-- Problem statement --
Go line by line through the records below. Copy whichever lines contain the string "value".

□ □ □ □ □

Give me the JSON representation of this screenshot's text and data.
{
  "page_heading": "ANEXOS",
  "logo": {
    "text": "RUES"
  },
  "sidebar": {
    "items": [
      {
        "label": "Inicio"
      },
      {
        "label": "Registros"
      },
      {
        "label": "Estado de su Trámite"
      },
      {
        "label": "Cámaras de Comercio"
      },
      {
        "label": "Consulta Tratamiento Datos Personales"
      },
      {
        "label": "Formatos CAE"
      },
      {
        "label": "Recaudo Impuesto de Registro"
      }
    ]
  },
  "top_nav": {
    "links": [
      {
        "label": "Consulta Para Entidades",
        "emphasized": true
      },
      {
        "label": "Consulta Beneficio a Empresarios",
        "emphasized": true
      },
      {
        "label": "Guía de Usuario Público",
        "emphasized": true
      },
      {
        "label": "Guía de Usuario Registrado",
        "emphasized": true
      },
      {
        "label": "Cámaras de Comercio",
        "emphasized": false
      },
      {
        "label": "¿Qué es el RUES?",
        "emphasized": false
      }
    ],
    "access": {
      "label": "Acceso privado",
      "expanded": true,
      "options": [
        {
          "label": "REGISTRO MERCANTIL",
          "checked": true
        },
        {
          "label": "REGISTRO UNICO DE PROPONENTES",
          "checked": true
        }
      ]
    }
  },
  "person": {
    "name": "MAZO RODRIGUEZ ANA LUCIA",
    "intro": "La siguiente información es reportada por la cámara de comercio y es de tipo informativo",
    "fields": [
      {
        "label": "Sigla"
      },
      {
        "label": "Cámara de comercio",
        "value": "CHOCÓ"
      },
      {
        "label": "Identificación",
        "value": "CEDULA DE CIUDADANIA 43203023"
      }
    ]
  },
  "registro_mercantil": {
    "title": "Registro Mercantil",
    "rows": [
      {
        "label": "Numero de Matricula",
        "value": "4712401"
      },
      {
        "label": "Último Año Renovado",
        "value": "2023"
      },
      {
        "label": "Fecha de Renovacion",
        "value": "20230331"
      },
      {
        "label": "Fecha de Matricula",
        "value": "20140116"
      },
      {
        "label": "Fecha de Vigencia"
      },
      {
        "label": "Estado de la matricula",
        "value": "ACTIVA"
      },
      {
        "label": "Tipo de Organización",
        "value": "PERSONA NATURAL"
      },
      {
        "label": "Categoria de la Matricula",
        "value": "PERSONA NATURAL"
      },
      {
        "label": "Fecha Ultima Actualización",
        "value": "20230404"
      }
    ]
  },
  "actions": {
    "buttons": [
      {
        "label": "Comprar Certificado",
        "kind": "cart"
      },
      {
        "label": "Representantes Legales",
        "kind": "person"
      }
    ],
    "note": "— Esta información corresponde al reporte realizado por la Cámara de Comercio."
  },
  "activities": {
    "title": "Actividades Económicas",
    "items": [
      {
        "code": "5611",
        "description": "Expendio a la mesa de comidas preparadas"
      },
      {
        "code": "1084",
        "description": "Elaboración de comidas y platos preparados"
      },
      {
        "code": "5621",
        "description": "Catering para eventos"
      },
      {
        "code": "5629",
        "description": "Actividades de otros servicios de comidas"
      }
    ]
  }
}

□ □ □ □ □

-- Solution for this exercise --
        "value": "CHOCÓ"
        "value": "CEDULA DE CIUDADANIA 43203023"
        "value": "4712401"
        "value": "2023"
        "value": "20230331"
        "value": "20140116"
        "value": "ACTIVA"
        "value": "PERSONA NATURAL"
        "value": "PERSONA NATURAL"
        "value": "20230404"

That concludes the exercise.